*Task prompt*: The answer must be every line of the records below that contains the word "color".

Data entries:
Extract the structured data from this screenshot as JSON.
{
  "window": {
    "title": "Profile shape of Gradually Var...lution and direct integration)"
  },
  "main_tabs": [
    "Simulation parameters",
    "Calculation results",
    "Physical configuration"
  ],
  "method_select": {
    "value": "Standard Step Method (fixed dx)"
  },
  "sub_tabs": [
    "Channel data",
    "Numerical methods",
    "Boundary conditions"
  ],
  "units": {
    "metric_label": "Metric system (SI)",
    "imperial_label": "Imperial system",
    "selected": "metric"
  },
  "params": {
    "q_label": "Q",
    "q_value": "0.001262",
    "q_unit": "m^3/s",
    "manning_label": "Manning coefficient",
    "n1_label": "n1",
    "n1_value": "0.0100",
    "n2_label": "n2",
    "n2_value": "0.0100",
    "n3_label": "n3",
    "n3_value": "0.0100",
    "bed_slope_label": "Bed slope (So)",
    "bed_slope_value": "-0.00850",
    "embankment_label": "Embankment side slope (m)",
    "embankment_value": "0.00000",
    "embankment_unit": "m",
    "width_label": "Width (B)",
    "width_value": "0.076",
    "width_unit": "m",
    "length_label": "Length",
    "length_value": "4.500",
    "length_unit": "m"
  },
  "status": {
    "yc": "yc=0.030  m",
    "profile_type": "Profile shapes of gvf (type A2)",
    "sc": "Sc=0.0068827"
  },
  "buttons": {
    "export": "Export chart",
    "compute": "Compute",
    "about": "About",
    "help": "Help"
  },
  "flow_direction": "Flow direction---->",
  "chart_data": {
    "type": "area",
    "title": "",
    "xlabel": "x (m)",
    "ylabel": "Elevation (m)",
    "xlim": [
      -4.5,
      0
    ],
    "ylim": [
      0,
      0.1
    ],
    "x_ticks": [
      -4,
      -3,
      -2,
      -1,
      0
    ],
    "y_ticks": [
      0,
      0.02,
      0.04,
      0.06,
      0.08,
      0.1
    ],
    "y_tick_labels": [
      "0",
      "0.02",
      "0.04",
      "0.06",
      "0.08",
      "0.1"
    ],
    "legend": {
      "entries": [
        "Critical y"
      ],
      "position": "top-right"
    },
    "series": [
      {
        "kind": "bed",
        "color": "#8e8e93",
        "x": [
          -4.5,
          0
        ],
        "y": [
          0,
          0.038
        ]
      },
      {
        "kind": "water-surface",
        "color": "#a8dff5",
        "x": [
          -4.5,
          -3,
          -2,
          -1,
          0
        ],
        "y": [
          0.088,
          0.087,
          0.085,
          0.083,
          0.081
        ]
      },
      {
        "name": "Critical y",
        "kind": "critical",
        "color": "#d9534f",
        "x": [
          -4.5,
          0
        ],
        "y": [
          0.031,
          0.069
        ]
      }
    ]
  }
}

*Written solution*:
        "color": "#8e8e93",
        "color": "#a8dff5",
        "color": "#d9534f",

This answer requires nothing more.